HOUSTON — Jacob Martin bolted out of his three-point stance, building momentum and maintaining his body control to sack New York Jets rookie quarterback Zach Wilson. The red-zone sack helped hold the Jets to a field goal during a home loss and marked the third consecutive game that the Texans defensive end had recorded a sack, boosting his season total to a career-high 4 sacks.
Now, the Texans and Martin are interested in continuing their relationship. Following a breakthrough season, there’s mutual interest in Martin returning to the Texans with contract discussions in an active mode, according to league sources not authorized to speak publicly.
Pass rusher Jacob Martin in contract discussions with Houston Texans
A former Seattle Seahawks sixth-round draft pick from Temple shipped to the Texans in the Jadeveon Clowney trade, Martin emerged as a strong contributor in his first season as a full-time starter.
Playing a career-high 61% percent of the snaps, Martin had a career-high 5 tackles for loss, 6 quarterback hits, and 12 pressures. He also recorded a safety against elusive Arizona Cardinals quarterback Kyler Murray.
Bigger and stronger, especially in his lower body, Martin has made strides as an all-around pass rusher and run stopper. He’s now a full-time defensive end in defensive coordinator Lovie Smith’s 4-3 scheme after previously playing outside linebacker in a 3-4 alignment that included pass coverage responsibilities that weren’t his forte.
Staying true to technique
“I’d say just staying true, staying true to my techniques and what I’m good at,” Martin said during the season. “I’m getting better week in and week out. Trusting the players around me and trusting the players on the team and trusting the coaches out there on the field with me, just try and get better every week. It was a little bit of an adjustment getting back to my natural position: defensive end.
“Obviously, I’m playing a lot more comfortable in that position and in that role now. I do think there’s a giant step I can take as well. This is my first year starting in the league, so there are some growing pains with that. As I get more and more comfortable taking 50, 60 snaps a game, you kind of get into a rhythm. I feel like I’m in that rhythm, and I’m flowing pretty good right now.”
The defensive end has maintained his speed despite adding some muscle this offseason and now has 13.5 career sacks, 13 tackles for loss, and 24 quarterback hits.
Martin has one of the fastest get-off moves in the leagues, according to teammates’ opinions and metrics tracking NFL players.
Martin is a Next Gen statistical star
The Texans pass rusher ranked third in the NFL for the fastest get-off among all defensive players after the first game of the season with an average time of 0.69 seconds, according to Next Gen Stats. That ranked third behind the Los Angeles Chargers’ Joey Bosa (0.51) and the Pittsburgh Steelers’ Alex Highsmith (0.65).
Martin has upgraded his pass-rushing techniques and strategy.

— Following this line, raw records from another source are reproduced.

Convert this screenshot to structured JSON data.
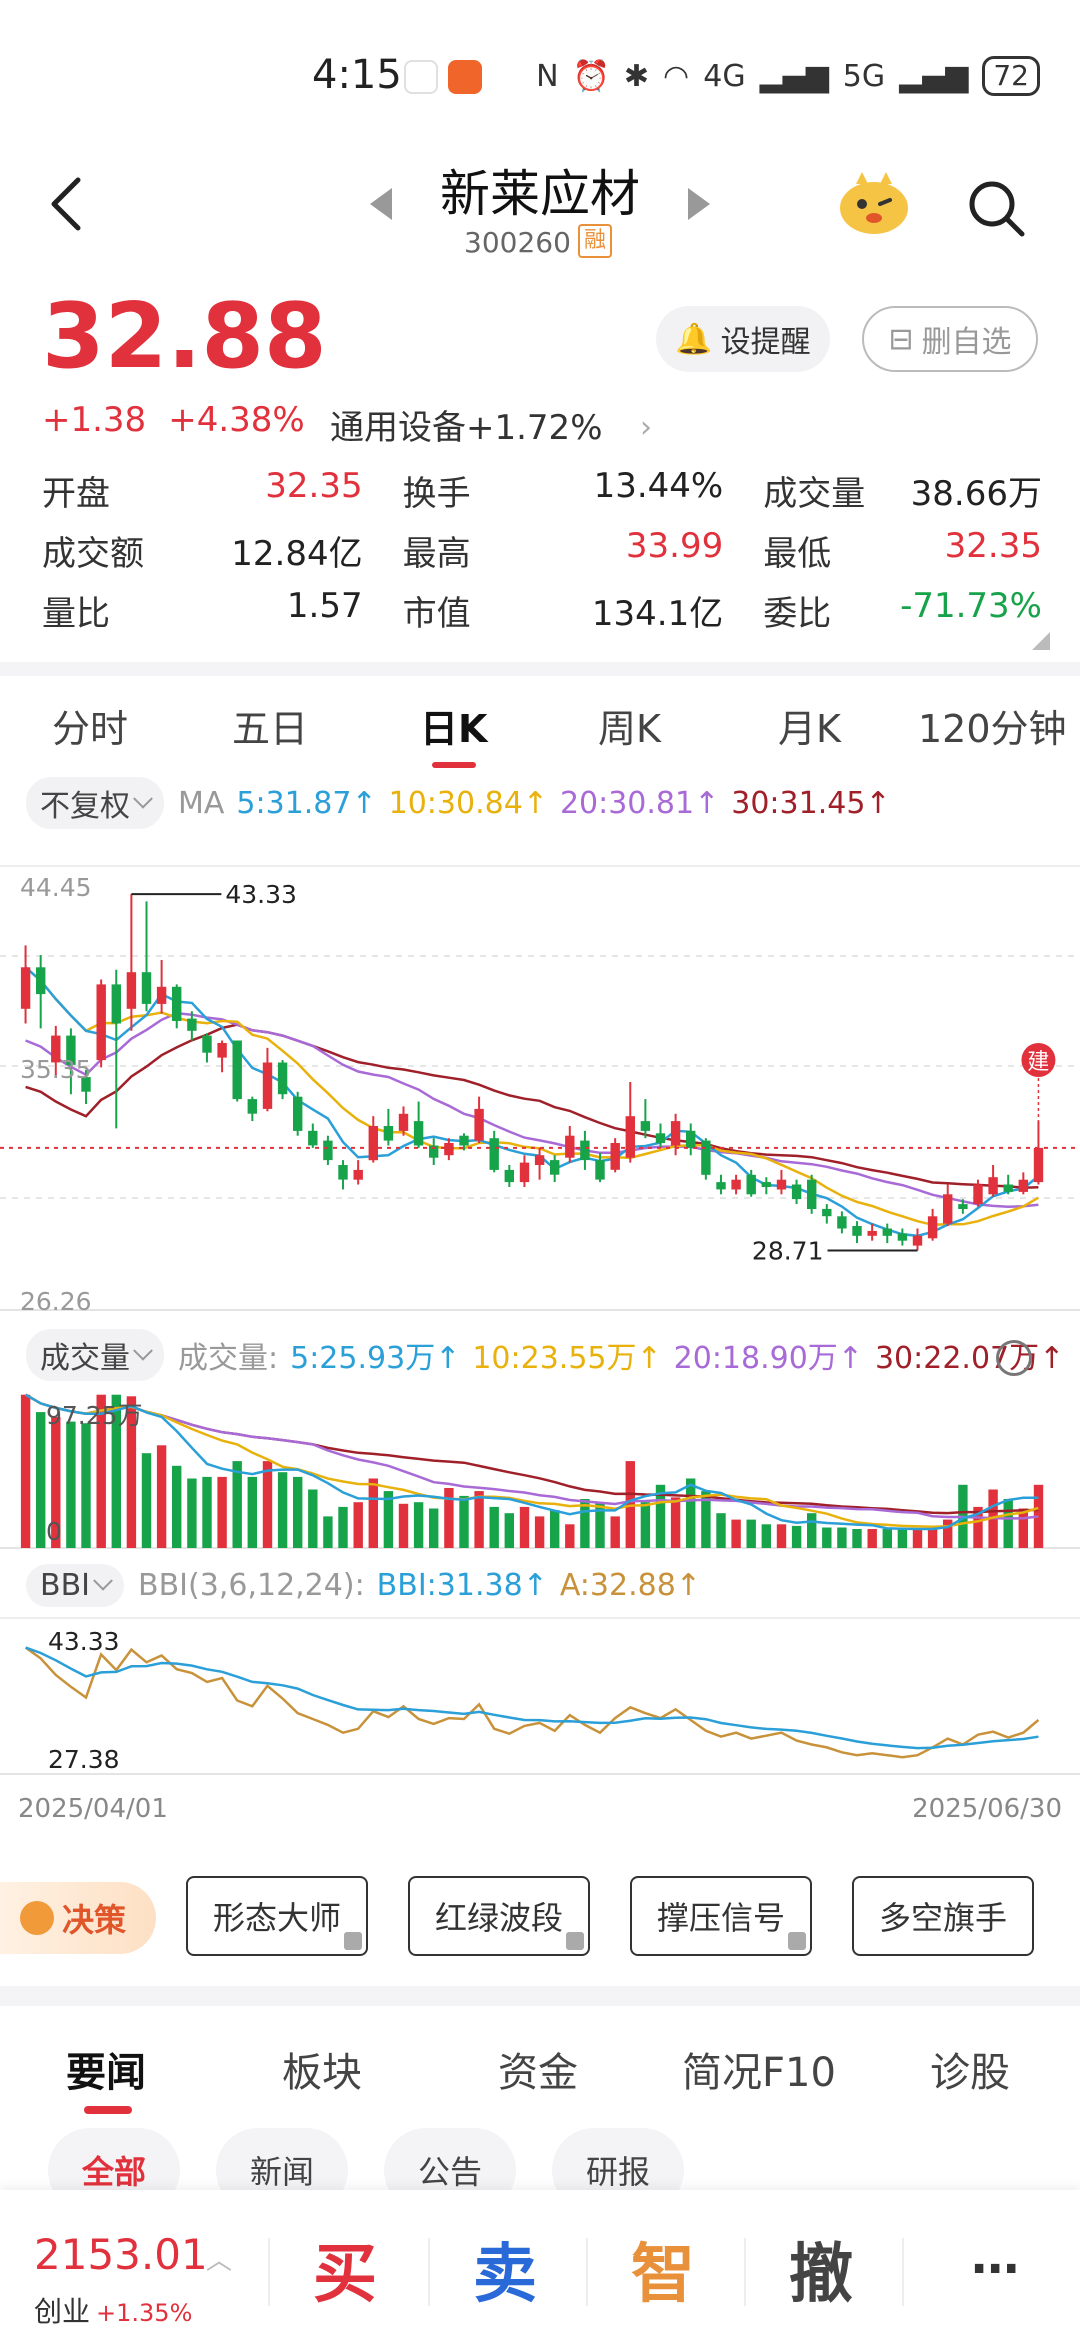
{
  "status": {
    "time": "4:15",
    "network_4g": "4G",
    "network_5g": "5G",
    "battery": "72"
  },
  "header": {
    "stock_name": "新莱应材",
    "stock_code": "300260",
    "margin_badge": "融"
  },
  "quote": {
    "price": "32.88",
    "change": "+1.38",
    "change_pct": "+4.38%",
    "sector_name": "通用设备",
    "sector_pct": "+1.72%",
    "alert_label": "设提醒",
    "remove_fav_label": "删自选",
    "rows": [
      [
        {
          "label": "开盘",
          "value": "32.35",
          "tone": "red"
        },
        {
          "label": "换手",
          "value": "13.44%",
          "tone": ""
        },
        {
          "label": "成交量",
          "value": "38.66万",
          "tone": ""
        }
      ],
      [
        {
          "label": "成交额",
          "value": "12.84亿",
          "tone": ""
        },
        {
          "label": "最高",
          "value": "33.99",
          "tone": "red"
        },
        {
          "label": "最低",
          "value": "32.35",
          "tone": "red"
        }
      ],
      [
        {
          "label": "量比",
          "value": "1.57",
          "tone": ""
        },
        {
          "label": "市值",
          "value": "134.1亿",
          "tone": ""
        },
        {
          "label": "委比",
          "value": "-71.73%",
          "tone": "green"
        }
      ]
    ]
  },
  "kline_tabs": [
    "分时",
    "五日",
    "日K",
    "周K",
    "月K",
    "120分钟"
  ],
  "kline_active_tab": "日K",
  "ma_row": {
    "adjust_label": "不复权",
    "ma_label": "MA",
    "ma5": "5:31.87↑",
    "ma10": "10:30.84↑",
    "ma20": "20:30.81↑",
    "ma30": "30:31.45↑"
  },
  "volume_row": {
    "label": "成交量",
    "prefix": "成交量:",
    "v5": "5:25.93万↑",
    "v10": "10:23.55万↑",
    "v20": "20:18.90万↑",
    "v30": "30:22.07万↑"
  },
  "bbi_row": {
    "label": "BBI",
    "params": "BBI(3,6,12,24):",
    "bbi": "BBI:31.38↑",
    "a": "A:32.88↑"
  },
  "decision": {
    "tag": "决策",
    "buttons": [
      "形态大师",
      "红绿波段",
      "撑压信号",
      "多空旗手"
    ]
  },
  "news_tabs": [
    "要闻",
    "板块",
    "资金",
    "简况F10",
    "诊股"
  ],
  "news_active_tab": "要闻",
  "news_chips": [
    "全部",
    "新闻",
    "公告",
    "研报"
  ],
  "bottom": {
    "index_value": "2153.01",
    "index_name": "创业",
    "index_pct": "+1.35%",
    "buy": "买",
    "sell": "卖",
    "smart": "智",
    "cancel": "撤",
    "more": "⋯"
  },
  "colors": {
    "up": "#e0313c",
    "down": "#17a34a",
    "ma5": "#2a9fd8",
    "ma10": "#e8b10c",
    "ma20": "#a86ad6",
    "ma30": "#a0202a",
    "bbi_a": "#c8923a"
  },
  "chart_data": {
    "type": "candlestick",
    "title": "",
    "y_max_label": "44.45",
    "y_min_label": "26.26",
    "y_mid_label": "35.35",
    "ylim": [
      26.26,
      44.45
    ],
    "high_marker": "43.33",
    "low_marker": "28.71",
    "build_marker": "建",
    "x_start": "2025/04/01",
    "x_end": "2025/06/30",
    "candles": [
      [
        38.6,
        40.3,
        41.2,
        38.0
      ],
      [
        40.3,
        39.2,
        40.8,
        37.8
      ],
      [
        36.4,
        37.5,
        37.9,
        35.8
      ],
      [
        37.5,
        36.3,
        37.8,
        35.1
      ],
      [
        35.8,
        35.2,
        36.1,
        34.7
      ],
      [
        36.5,
        39.6,
        39.8,
        36.2
      ],
      [
        39.6,
        38.0,
        40.2,
        33.7
      ],
      [
        38.6,
        40.1,
        43.3,
        37.7
      ],
      [
        40.1,
        38.8,
        43.0,
        38.5
      ],
      [
        38.8,
        39.5,
        40.6,
        38.4
      ],
      [
        39.5,
        38.1,
        39.6,
        37.8
      ],
      [
        38.2,
        37.7,
        38.5,
        37.3
      ],
      [
        37.5,
        36.8,
        37.6,
        36.4
      ],
      [
        36.6,
        37.2,
        37.3,
        36.0
      ],
      [
        37.3,
        34.9,
        37.3,
        34.8
      ],
      [
        34.9,
        34.3,
        35.0,
        34.0
      ],
      [
        34.5,
        36.4,
        37.0,
        34.4
      ],
      [
        36.4,
        35.1,
        36.5,
        34.9
      ],
      [
        35.0,
        33.6,
        35.2,
        33.4
      ],
      [
        33.6,
        33.0,
        33.9,
        32.9
      ],
      [
        33.2,
        32.4,
        33.4,
        32.2
      ],
      [
        32.2,
        31.6,
        32.4,
        31.2
      ],
      [
        31.6,
        32.0,
        32.4,
        31.4
      ],
      [
        32.4,
        33.8,
        34.2,
        32.3
      ],
      [
        33.8,
        33.2,
        34.5,
        33.0
      ],
      [
        33.6,
        34.3,
        34.6,
        33.4
      ],
      [
        34.0,
        33.0,
        34.8,
        32.9
      ],
      [
        33.0,
        32.5,
        33.3,
        32.2
      ],
      [
        32.6,
        33.1,
        33.3,
        32.4
      ],
      [
        33.4,
        33.0,
        33.5,
        32.8
      ],
      [
        33.2,
        34.5,
        35.0,
        33.1
      ],
      [
        33.3,
        32.0,
        33.6,
        31.9
      ],
      [
        32.0,
        31.5,
        32.2,
        31.3
      ],
      [
        31.5,
        32.3,
        32.6,
        31.3
      ],
      [
        32.2,
        32.6,
        32.9,
        31.6
      ],
      [
        32.4,
        31.8,
        32.6,
        31.5
      ],
      [
        32.5,
        33.4,
        33.8,
        32.3
      ],
      [
        33.2,
        32.4,
        33.6,
        32.0
      ],
      [
        32.4,
        31.6,
        32.7,
        31.5
      ],
      [
        32.0,
        33.1,
        33.3,
        31.9
      ],
      [
        32.5,
        34.2,
        35.6,
        32.3
      ],
      [
        34.0,
        33.6,
        34.9,
        33.3
      ],
      [
        33.5,
        33.1,
        33.9,
        32.9
      ],
      [
        33.0,
        34.0,
        34.3,
        32.6
      ],
      [
        33.6,
        32.9,
        33.9,
        32.6
      ],
      [
        33.2,
        31.8,
        33.3,
        31.6
      ],
      [
        31.5,
        31.2,
        31.8,
        31.0
      ],
      [
        31.2,
        31.6,
        31.8,
        31.0
      ],
      [
        31.8,
        31.0,
        32.0,
        30.9
      ],
      [
        31.5,
        31.3,
        31.7,
        31.0
      ],
      [
        31.2,
        31.6,
        32.0,
        31.0
      ],
      [
        31.4,
        30.8,
        31.6,
        30.6
      ],
      [
        31.6,
        30.4,
        31.8,
        30.2
      ],
      [
        30.4,
        30.1,
        30.6,
        29.8
      ],
      [
        30.1,
        29.6,
        30.3,
        29.4
      ],
      [
        29.7,
        29.3,
        29.9,
        29.0
      ],
      [
        29.3,
        29.5,
        29.8,
        29.1
      ],
      [
        29.6,
        29.3,
        29.8,
        29.0
      ],
      [
        29.4,
        29.1,
        29.6,
        28.9
      ],
      [
        28.9,
        29.3,
        29.6,
        28.7
      ],
      [
        29.2,
        30.1,
        30.4,
        29.1
      ],
      [
        29.8,
        31.0,
        31.4,
        29.7
      ],
      [
        30.6,
        30.4,
        30.8,
        30.2
      ],
      [
        30.6,
        31.4,
        31.6,
        30.5
      ],
      [
        31.0,
        31.7,
        32.2,
        30.9
      ],
      [
        31.4,
        31.1,
        31.8,
        31.0
      ],
      [
        31.1,
        31.6,
        31.9,
        31.0
      ],
      [
        31.5,
        32.9,
        34.0,
        31.4
      ]
    ],
    "volumes": [
      9.7,
      8.6,
      8.3,
      8.0,
      7.9,
      9.7,
      9.7,
      9.6,
      6.0,
      6.5,
      5.2,
      4.4,
      4.5,
      4.5,
      5.5,
      4.5,
      5.5,
      4.8,
      4.5,
      3.7,
      2.0,
      2.6,
      2.9,
      4.4,
      3.6,
      2.8,
      2.9,
      2.5,
      3.8,
      3.3,
      3.6,
      2.6,
      2.2,
      2.6,
      2.0,
      2.4,
      1.5,
      3.1,
      2.9,
      2.0,
      5.5,
      2.9,
      4.0,
      3.2,
      4.4,
      3.6,
      2.2,
      1.8,
      1.8,
      1.5,
      1.5,
      1.4,
      2.2,
      1.3,
      1.3,
      1.2,
      1.2,
      1.2,
      1.2,
      1.2,
      1.2,
      1.8,
      4.0,
      2.6,
      3.7,
      3.1,
      2.5,
      4.0
    ],
    "volume_max_label": "97.25万",
    "volume_zero_label": "0",
    "bbi_max_label": "43.33",
    "bbi_min_label": "27.38"
  }
}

“I would say just really understanding the relationship between your rush angles and dictating how you want that tackle to set, and showing different things that you may not do to get them guessing to go back to what you’re good at,” Martin said. “I’m just sprinkling in those changeups to kind of abuse situations in terms of third-and-longs and obviously passing downs, and things like that.”
Race to the quarterback
Martin was in a healthy competition with defensive end Jonathan Greenard and other teammates on the defensive line. Greenard led the Texans with a career-high 8 sacks. But Martin has complemented his power game and growing repertoire of moves with his own brand of quickness and finishing power.
“For sure, for sure, it’s always been a race to the quarterback,” Martin said. “We understand that the room is very competitive, and it’s been competitive since day one when they put this room together. Every opportunity to go out there and rush, you’re trying to win. It’s an obvious race, especially when you have a guy like Jonathan Greenard on the other side causing havoc himself.”